*** Opening Data to use ***
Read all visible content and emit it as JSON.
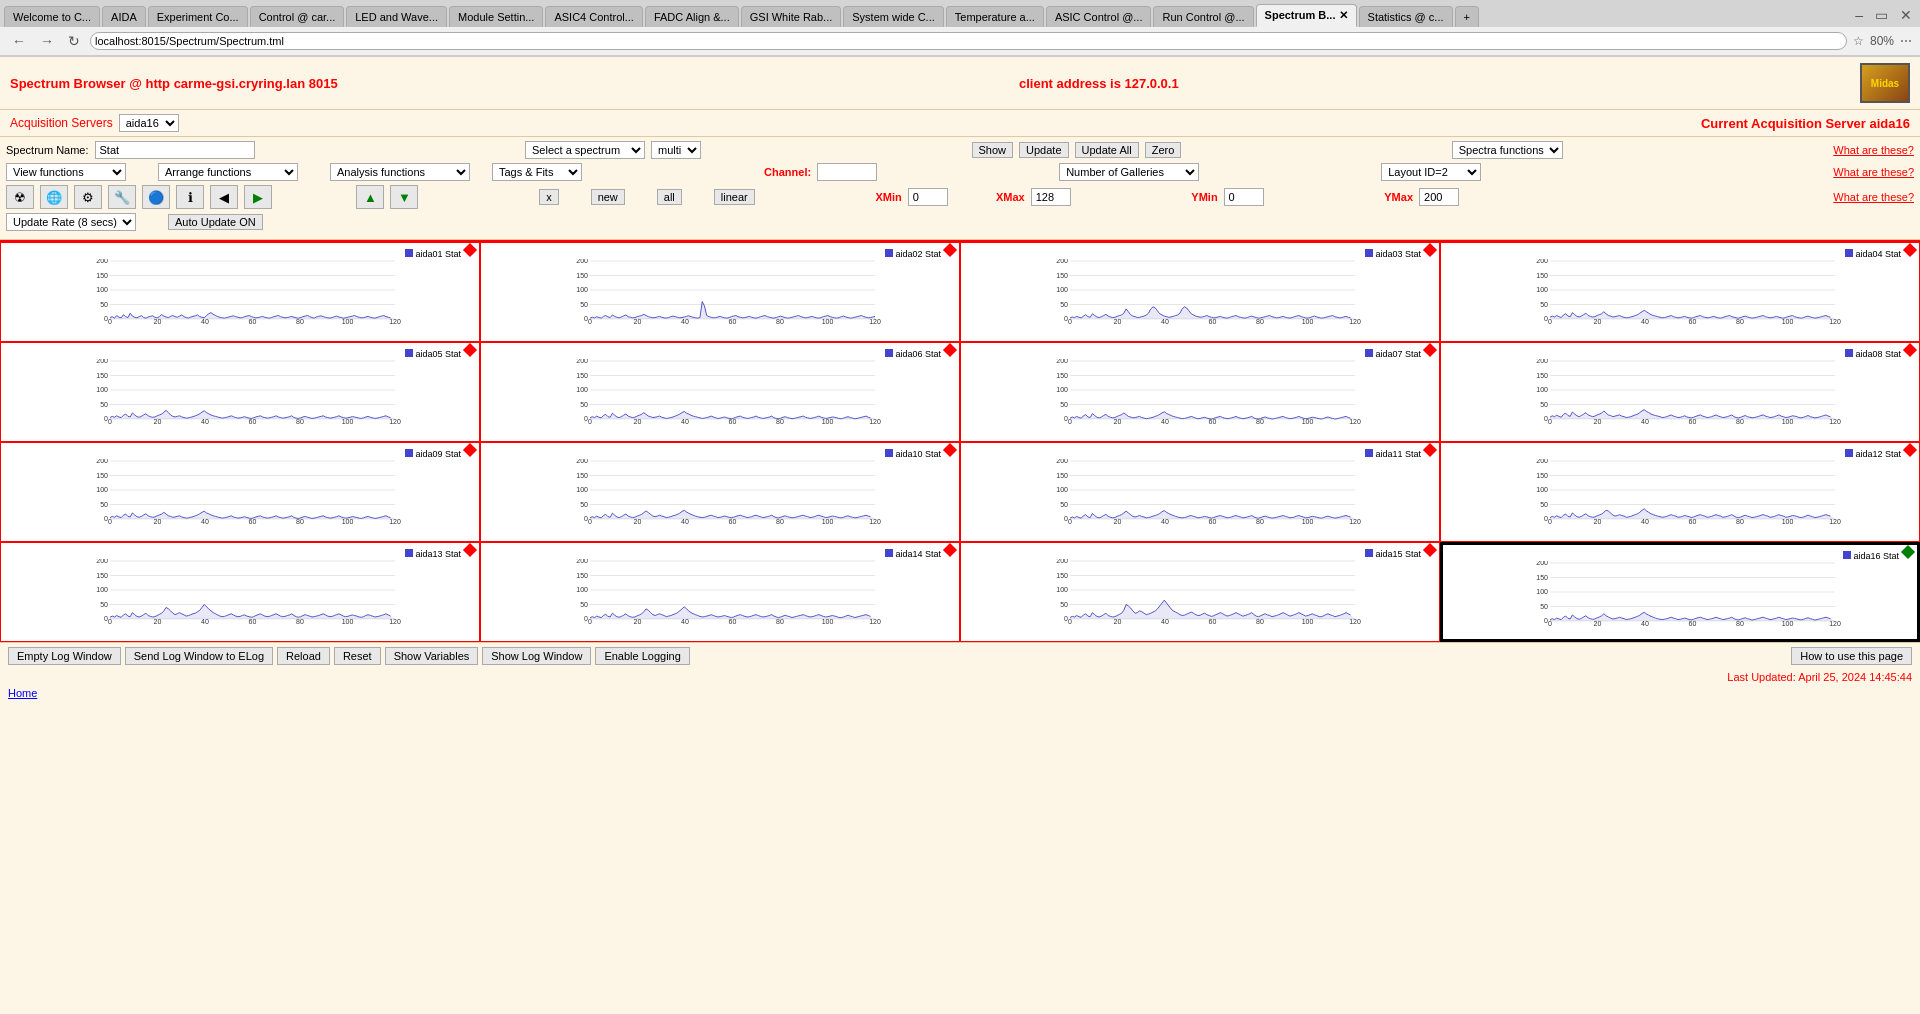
{
  "browser": {
    "tabs": [
      {
        "label": "Welcome to C...",
        "active": false
      },
      {
        "label": "AIDA",
        "active": false
      },
      {
        "label": "Experiment Co...",
        "active": false
      },
      {
        "label": "Control @ car...",
        "active": false
      },
      {
        "label": "LED and Wave...",
        "active": false
      },
      {
        "label": "Module Settin...",
        "active": false
      },
      {
        "label": "ASIC4 Control...",
        "active": false
      },
      {
        "label": "FADC Align &...",
        "active": false
      },
      {
        "label": "GSI White Rab...",
        "active": false
      },
      {
        "label": "System wide C...",
        "active": false
      },
      {
        "label": "Temperature a...",
        "active": false
      },
      {
        "label": "ASIC Control @...",
        "active": false
      },
      {
        "label": "Run Control @...",
        "active": false
      },
      {
        "label": "Spectrum B...",
        "active": true
      },
      {
        "label": "Statistics @ c...",
        "active": false
      }
    ],
    "address": "localhost:8015/Spectrum/Spectrum.tml",
    "zoom": "80%"
  },
  "header": {
    "title": "Spectrum Browser @ http carme-gsi.cryring.lan 8015",
    "client": "client address is 127.0.0.1"
  },
  "acquisition": {
    "label": "Acquisition Servers",
    "server_option": "aida16",
    "current_label": "Current Acquisition Server aida16"
  },
  "controls": {
    "spectrum_name_label": "Spectrum Name:",
    "spectrum_name_value": "Stat",
    "select_spectrum_label": "Select a spectrum",
    "multi_label": "multi",
    "show_label": "Show",
    "update_label": "Update",
    "update_all_label": "Update All",
    "zero_label": "Zero",
    "spectra_functions_label": "Spectra functions",
    "what_are_1": "What are these?",
    "view_functions_label": "View functions",
    "arrange_functions_label": "Arrange functions",
    "analysis_functions_label": "Analysis functions",
    "tags_fits_label": "Tags & Fits",
    "channel_label": "Channel:",
    "channel_value": "",
    "number_of_galleries_label": "Number of Galleries",
    "layout_id_label": "Layout ID=2",
    "what_are_2": "What are these?",
    "x_btn": "x",
    "new_btn": "new",
    "all_btn": "all",
    "linear_btn": "linear",
    "xmin_label": "XMin",
    "xmin_value": "0",
    "xmax_label": "XMax",
    "xmax_value": "128",
    "ymin_label": "YMin",
    "ymin_value": "0",
    "ymax_label": "YMax",
    "ymax_value": "200",
    "what_are_3": "What are these?",
    "update_rate_label": "Update Rate (8 secs)",
    "auto_update_label": "Auto Update ON"
  },
  "galleries": [
    {
      "id": "aida01",
      "label": "aida01 Stat",
      "active": false,
      "diamond": "red"
    },
    {
      "id": "aida02",
      "label": "aida02 Stat",
      "active": false,
      "diamond": "red"
    },
    {
      "id": "aida03",
      "label": "aida03 Stat",
      "active": false,
      "diamond": "red"
    },
    {
      "id": "aida04",
      "label": "aida04 Stat",
      "active": false,
      "diamond": "red"
    },
    {
      "id": "aida05",
      "label": "aida05 Stat",
      "active": false,
      "diamond": "red"
    },
    {
      "id": "aida06",
      "label": "aida06 Stat",
      "active": false,
      "diamond": "red"
    },
    {
      "id": "aida07",
      "label": "aida07 Stat",
      "active": false,
      "diamond": "red"
    },
    {
      "id": "aida08",
      "label": "aida08 Stat",
      "active": false,
      "diamond": "red"
    },
    {
      "id": "aida09",
      "label": "aida09 Stat",
      "active": false,
      "diamond": "red"
    },
    {
      "id": "aida10",
      "label": "aida10 Stat",
      "active": false,
      "diamond": "red"
    },
    {
      "id": "aida11",
      "label": "aida11 Stat",
      "active": false,
      "diamond": "red"
    },
    {
      "id": "aida12",
      "label": "aida12 Stat",
      "active": false,
      "diamond": "red"
    },
    {
      "id": "aida13",
      "label": "aida13 Stat",
      "active": false,
      "diamond": "red"
    },
    {
      "id": "aida14",
      "label": "aida14 Stat",
      "active": false,
      "diamond": "red"
    },
    {
      "id": "aida15",
      "label": "aida15 Stat",
      "active": false,
      "diamond": "red"
    },
    {
      "id": "aida16",
      "label": "aida16 Stat",
      "active": true,
      "diamond": "green"
    }
  ],
  "bottom": {
    "empty_log": "Empty Log Window",
    "send_log": "Send Log Window to ELog",
    "reload": "Reload",
    "reset": "Reset",
    "show_variables": "Show Variables",
    "show_log": "Show Log Window",
    "enable_logging": "Enable Logging",
    "how_to": "How to use this page"
  },
  "footer": {
    "last_updated": "Last Updated: April 25, 2024 14:45:44",
    "home": "Home"
  }
}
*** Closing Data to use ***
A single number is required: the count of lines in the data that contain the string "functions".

Expected answer
4